Gabe Newell has defended game delays with his own version of that fake Miyamoto quote.
Half-Life has just turned 25, if you can believe it, and to celebrate the original development team has been sharing its experience of working on the renowned FPS in a new documentary posted on YouTube.
As well as reminiscing about Valve's early days and the work that went into designing and implementing Half-Life's characters, levels and narrative, the team spoke of the challenges they faced getting the game out the door and the decision to delay its launch in order to do justice to their vision and make the experience as enjoyable as possible for the player.

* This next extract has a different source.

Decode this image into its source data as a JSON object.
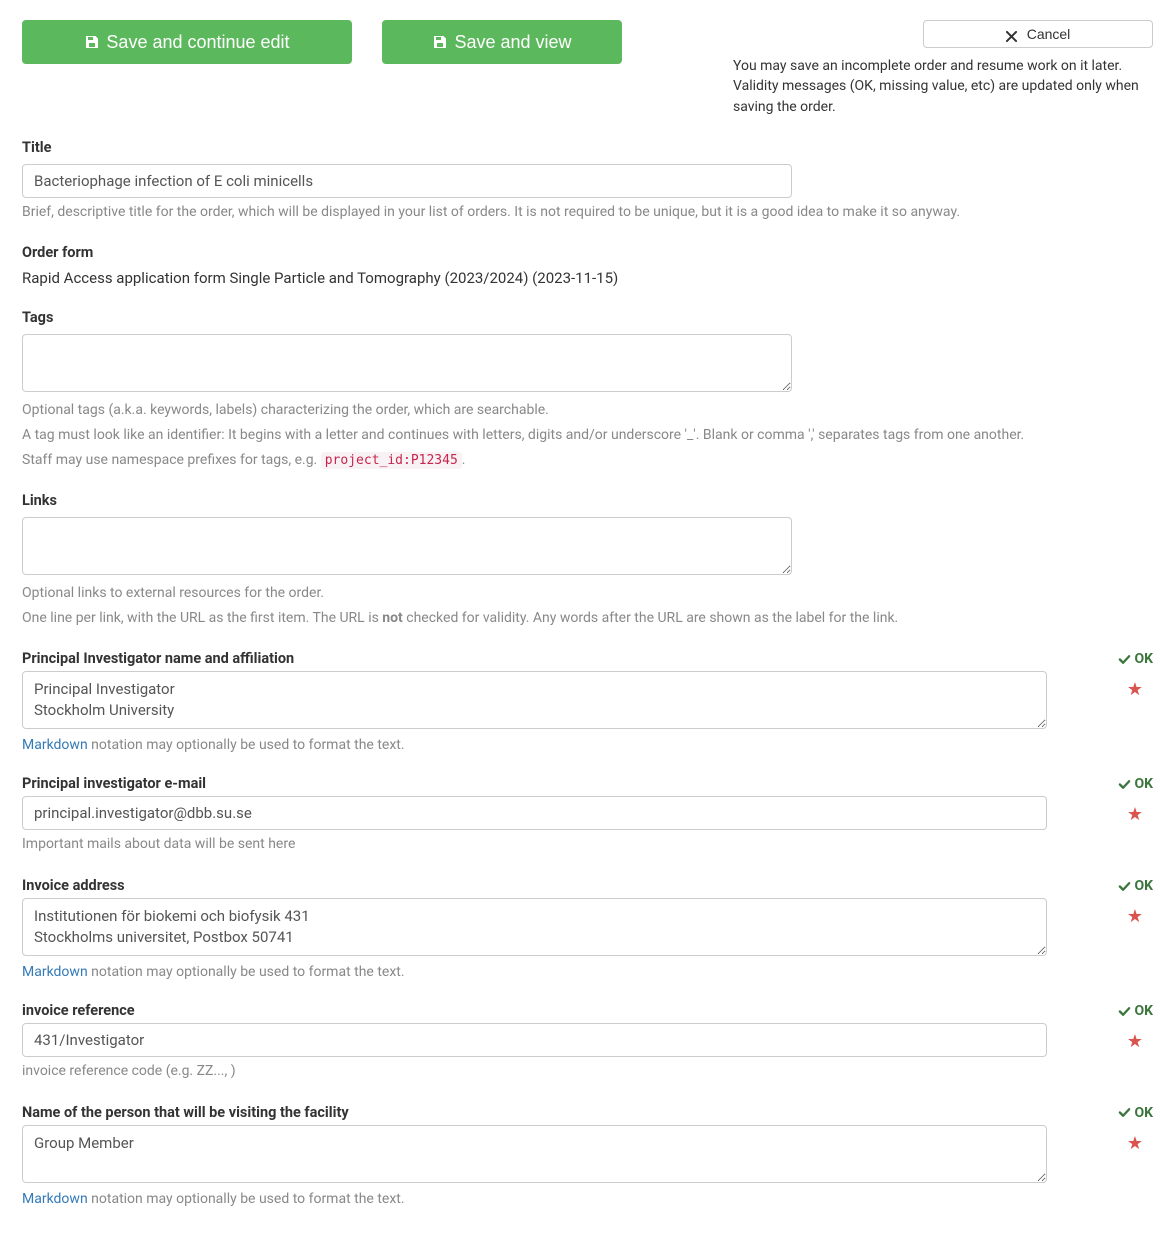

Looking back, Valve co-founder Gabe Newell doesn't regret pushing the game's release back a year to November 1998. As he sees it, the wait for a game is finite, but releasing it before it's ready can ruin it forever. "Late is just for a little while. Suck is forever," he says. "We could try to force this thing out the door, but that's not the company we want to be, that's not the people we want to be. That's not the relationship we want to have with our customers."
If Newell's stance sounds familiar, it's because it's awfully similar to Shigeru Miyamoto's famous quote, "A delayed game is eventually good, but a rushed game is forever bad." The story goes that Miyamoto was referring to The Legend of Zelda: Ocarina of Time here, but there's no actual evidence to suggest the legendary designer ever uttered these words.
While it's less relevant in modern games where updates and patches can cover up all manner of sins, Newell does have a point. It's much easier to forget you had to wait an extra few months than it is to erase the feeling of disappointment if a game isn't up toRead more on gamesradar.com